**What to produce**
Copy every line from the material below that holds "which".

**Entries provided**
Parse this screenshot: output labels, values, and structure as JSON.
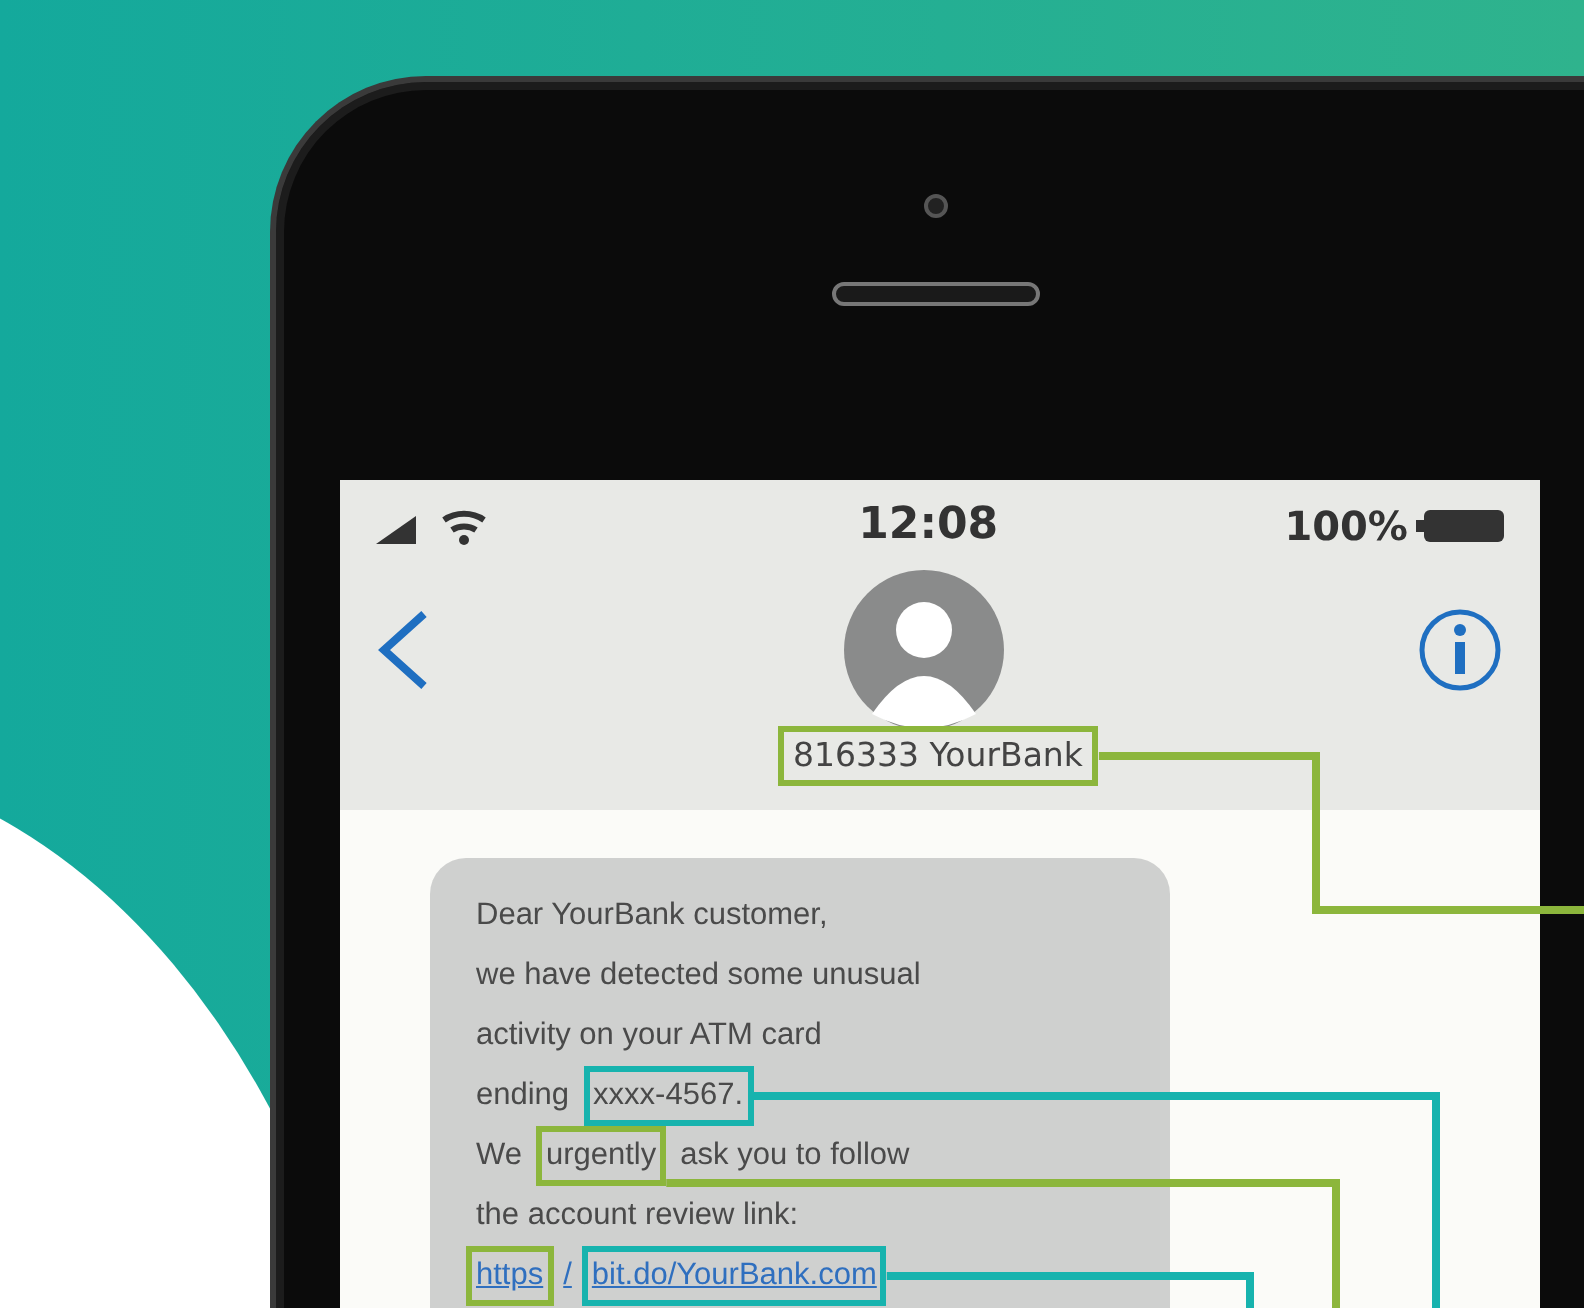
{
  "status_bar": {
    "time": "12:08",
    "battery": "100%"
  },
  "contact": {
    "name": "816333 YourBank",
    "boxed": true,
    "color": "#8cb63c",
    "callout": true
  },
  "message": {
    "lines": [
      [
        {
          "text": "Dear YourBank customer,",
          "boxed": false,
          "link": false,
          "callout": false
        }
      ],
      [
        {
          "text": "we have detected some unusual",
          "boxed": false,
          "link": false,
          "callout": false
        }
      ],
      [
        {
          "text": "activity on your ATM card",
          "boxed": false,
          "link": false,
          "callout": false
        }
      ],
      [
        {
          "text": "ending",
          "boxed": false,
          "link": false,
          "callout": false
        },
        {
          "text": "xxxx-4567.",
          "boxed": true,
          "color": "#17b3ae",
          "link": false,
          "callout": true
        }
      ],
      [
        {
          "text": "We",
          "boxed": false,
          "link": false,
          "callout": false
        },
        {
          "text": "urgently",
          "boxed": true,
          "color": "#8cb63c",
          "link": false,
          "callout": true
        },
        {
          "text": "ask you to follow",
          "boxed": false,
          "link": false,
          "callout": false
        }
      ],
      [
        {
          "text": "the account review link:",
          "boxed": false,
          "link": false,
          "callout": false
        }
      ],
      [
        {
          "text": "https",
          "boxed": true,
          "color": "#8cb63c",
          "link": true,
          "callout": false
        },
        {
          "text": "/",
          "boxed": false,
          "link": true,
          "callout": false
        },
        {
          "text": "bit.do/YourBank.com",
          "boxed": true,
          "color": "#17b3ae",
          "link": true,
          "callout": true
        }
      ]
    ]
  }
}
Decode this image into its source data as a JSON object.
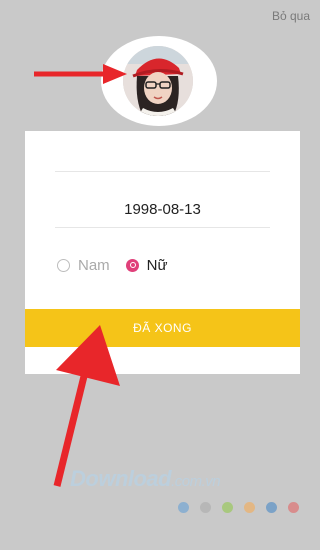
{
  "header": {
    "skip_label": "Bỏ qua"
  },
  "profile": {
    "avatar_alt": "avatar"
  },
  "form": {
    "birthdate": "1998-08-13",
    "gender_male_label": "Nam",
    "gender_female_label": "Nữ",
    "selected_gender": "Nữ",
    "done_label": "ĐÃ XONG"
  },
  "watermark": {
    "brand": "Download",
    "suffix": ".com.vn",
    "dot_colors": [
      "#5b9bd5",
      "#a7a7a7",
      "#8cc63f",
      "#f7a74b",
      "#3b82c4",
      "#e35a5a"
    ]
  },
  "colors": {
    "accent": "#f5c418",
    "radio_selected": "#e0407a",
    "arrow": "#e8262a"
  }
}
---
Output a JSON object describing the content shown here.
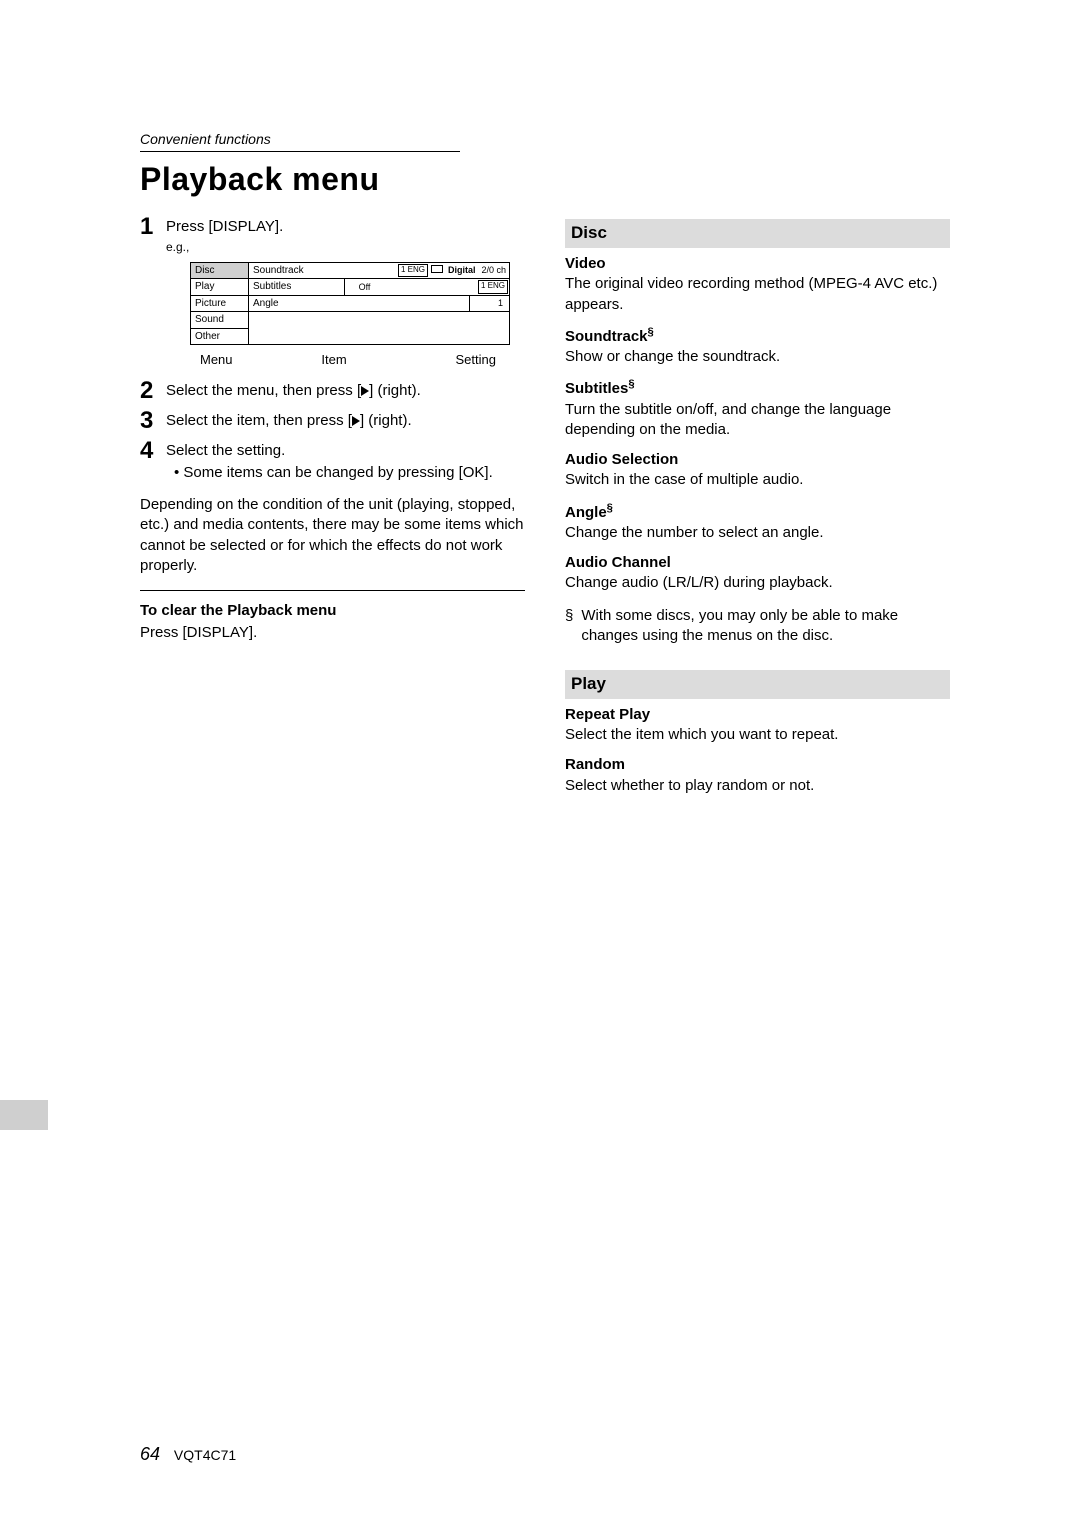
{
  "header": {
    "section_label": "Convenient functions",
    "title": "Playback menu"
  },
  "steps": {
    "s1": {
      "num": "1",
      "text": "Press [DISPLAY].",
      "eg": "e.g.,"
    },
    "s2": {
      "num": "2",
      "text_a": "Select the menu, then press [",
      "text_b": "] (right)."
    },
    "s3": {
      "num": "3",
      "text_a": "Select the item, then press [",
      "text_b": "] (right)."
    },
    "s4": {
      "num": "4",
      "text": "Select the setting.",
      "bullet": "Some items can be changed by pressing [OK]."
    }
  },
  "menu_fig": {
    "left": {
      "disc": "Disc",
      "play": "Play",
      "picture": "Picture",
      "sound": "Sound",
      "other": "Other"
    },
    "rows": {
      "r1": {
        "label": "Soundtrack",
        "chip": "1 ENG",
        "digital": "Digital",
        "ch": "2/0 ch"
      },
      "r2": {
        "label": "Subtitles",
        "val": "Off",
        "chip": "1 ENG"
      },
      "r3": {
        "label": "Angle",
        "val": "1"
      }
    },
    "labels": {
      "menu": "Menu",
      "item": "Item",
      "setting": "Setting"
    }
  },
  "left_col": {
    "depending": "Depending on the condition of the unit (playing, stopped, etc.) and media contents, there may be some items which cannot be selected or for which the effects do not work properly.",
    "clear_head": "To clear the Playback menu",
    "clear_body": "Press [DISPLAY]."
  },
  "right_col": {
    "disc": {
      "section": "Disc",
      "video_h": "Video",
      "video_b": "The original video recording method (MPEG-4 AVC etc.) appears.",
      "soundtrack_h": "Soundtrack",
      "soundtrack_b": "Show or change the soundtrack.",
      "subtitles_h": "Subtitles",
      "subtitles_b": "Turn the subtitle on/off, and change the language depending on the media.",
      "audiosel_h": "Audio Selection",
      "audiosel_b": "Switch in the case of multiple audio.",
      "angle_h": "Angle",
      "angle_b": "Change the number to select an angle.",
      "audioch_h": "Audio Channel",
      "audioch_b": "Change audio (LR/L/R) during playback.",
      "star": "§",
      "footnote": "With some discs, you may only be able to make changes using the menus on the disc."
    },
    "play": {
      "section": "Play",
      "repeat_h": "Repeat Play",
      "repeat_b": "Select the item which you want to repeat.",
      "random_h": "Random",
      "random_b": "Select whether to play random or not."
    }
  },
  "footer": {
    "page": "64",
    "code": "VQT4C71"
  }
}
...
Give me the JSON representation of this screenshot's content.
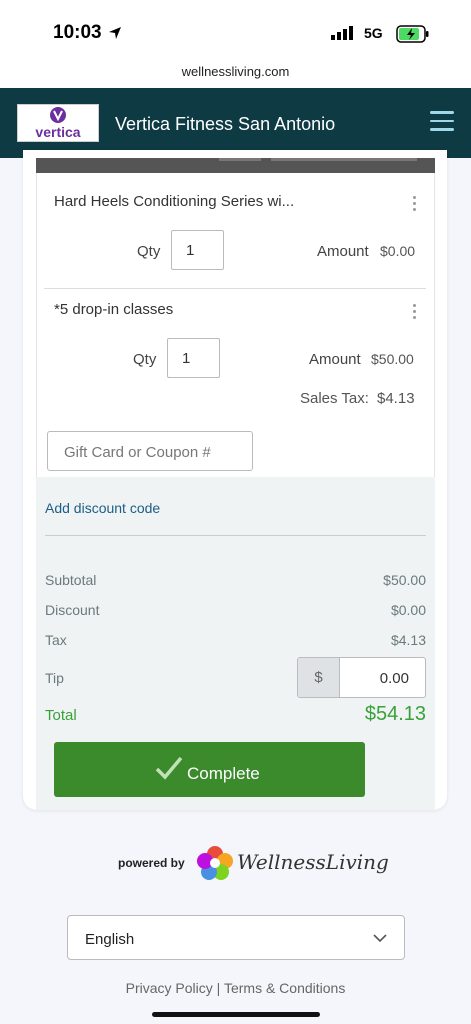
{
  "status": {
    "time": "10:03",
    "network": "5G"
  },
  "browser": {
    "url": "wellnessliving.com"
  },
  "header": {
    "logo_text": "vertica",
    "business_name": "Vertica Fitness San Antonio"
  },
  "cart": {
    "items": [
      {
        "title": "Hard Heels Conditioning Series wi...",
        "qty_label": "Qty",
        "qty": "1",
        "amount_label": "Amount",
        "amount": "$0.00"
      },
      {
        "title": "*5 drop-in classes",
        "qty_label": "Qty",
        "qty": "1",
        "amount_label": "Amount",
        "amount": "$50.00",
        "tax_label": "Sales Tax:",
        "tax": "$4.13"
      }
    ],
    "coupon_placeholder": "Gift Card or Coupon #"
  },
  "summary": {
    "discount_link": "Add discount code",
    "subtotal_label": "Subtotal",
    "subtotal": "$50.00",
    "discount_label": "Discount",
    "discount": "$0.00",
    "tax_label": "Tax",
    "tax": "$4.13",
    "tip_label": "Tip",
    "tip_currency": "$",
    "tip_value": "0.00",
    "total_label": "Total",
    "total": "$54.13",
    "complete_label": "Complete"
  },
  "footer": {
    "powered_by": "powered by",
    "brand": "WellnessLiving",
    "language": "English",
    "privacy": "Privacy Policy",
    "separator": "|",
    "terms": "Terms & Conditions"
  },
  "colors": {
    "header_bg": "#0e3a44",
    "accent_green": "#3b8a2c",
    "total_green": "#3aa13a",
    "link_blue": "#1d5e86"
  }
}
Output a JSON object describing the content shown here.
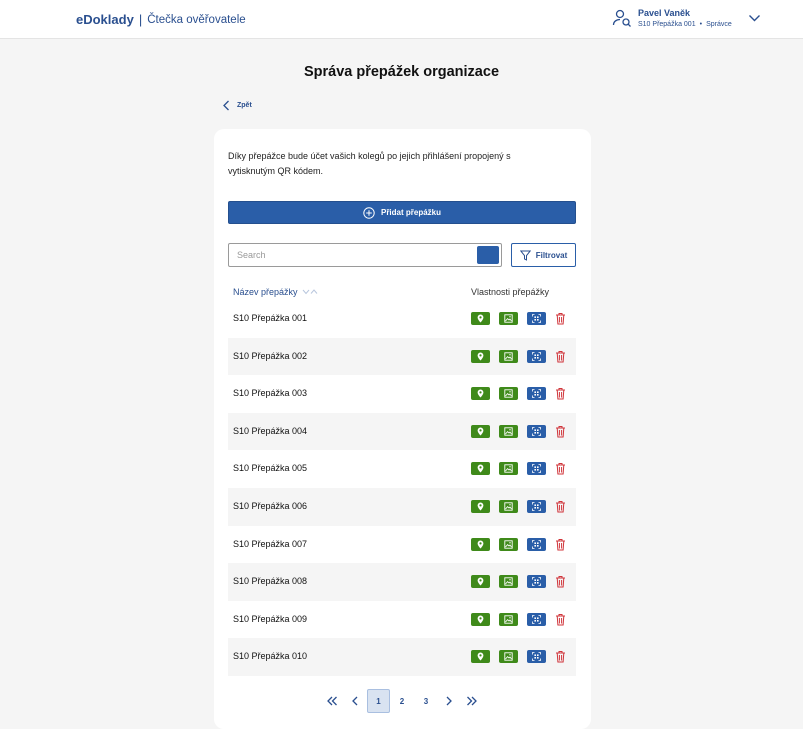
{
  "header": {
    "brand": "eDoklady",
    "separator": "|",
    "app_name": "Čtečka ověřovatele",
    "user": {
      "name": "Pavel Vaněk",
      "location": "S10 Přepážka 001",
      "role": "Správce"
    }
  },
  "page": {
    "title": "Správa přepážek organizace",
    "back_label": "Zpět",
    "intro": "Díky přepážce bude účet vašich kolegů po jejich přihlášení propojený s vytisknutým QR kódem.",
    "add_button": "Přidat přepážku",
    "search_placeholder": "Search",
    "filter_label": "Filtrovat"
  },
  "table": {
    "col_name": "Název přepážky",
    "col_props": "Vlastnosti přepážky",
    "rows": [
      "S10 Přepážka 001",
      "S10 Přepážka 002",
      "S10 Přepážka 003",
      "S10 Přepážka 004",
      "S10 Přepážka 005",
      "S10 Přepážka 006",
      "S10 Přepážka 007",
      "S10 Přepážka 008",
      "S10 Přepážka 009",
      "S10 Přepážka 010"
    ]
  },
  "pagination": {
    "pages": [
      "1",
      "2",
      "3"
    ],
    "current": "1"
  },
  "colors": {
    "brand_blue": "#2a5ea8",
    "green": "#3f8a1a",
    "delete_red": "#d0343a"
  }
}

**Reply**
    "depending": "Depending on the condition of the unit (playing, stopped, etc.) and media contents, there may be some items which cannot be selected or for which the effects do not work properly.",
      "repeat_b": "Select the item which you want to repeat.",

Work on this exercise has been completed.